On the other hand, the Respondent has accused the Claimant of being a vexatious litigant. That he has filed numerous case over the same subject matter in different forums. That these cases include;-
a) CTC No. 368/18;
b) Civil Suit No. 63/12; and
c) Pet. No. 27/16.
The Respondent contend that there exist orders in CTC No. 36/15 which contradicts the ones the Claimant is seeking in the instant Application. That his Judicial Review Application was dismissed in Nakuru.
We note that the Claimant did not disclose the existence of these mattes in the current Application, yet he is seeking an equitable remedy. He who comes to Equity must come with clean hands. If for instance, it is true that the matters in controversy in CTC No. 368/18 are similar to the ones sought in the instant Application and the suit in its entirety, then it is possible for the current suit to either be declared Res judicata or subjudice.
In light of this none-disclosure, we find that the Claimant has not established a prima facie case with a probability of success. In lieu of this finding, we direct that we will not consider the two other limbs of the Principles enunciated in Giella –vs- Cassman Brown.
The upshot of the foregoing is that we dismiss the Application with costs in the cause. Parties are directed to comply with Order 11 and process the matter for hearing,
Ruling read, dated and delivered via email in accordance with the directions given by the Honourable , the Chief Justice on 15/3/2020, this 30th day of April, 2020.
Prepared by Hon. B. Kimemia – Chairman, Hon. F. Terer – Deputy Chairman and P. Gichuki – Member, with the consent of the parties.
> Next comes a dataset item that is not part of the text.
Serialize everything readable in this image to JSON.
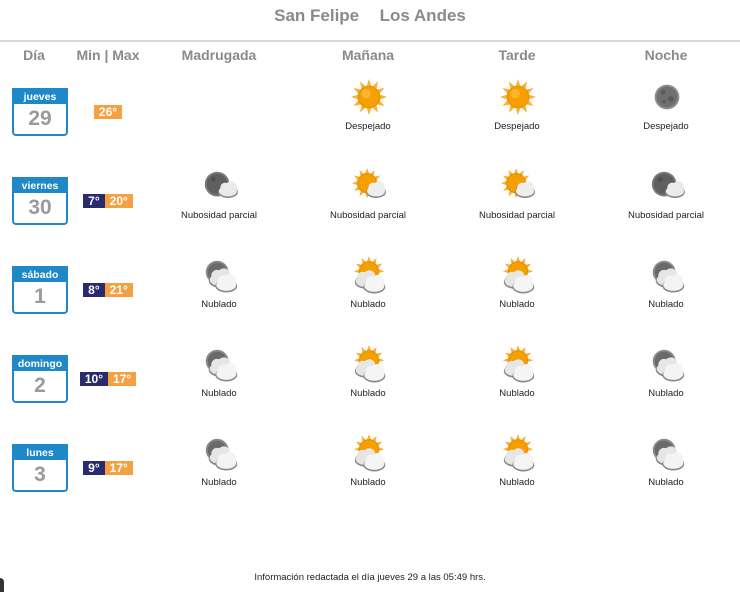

The final orders to be delivered by email in accordance to the prevailing measures during the COVID-19.
Hon. B. Kimemia - Chairman
Hon. F. Terer - Deputy Chairman
P. Gichuki - Member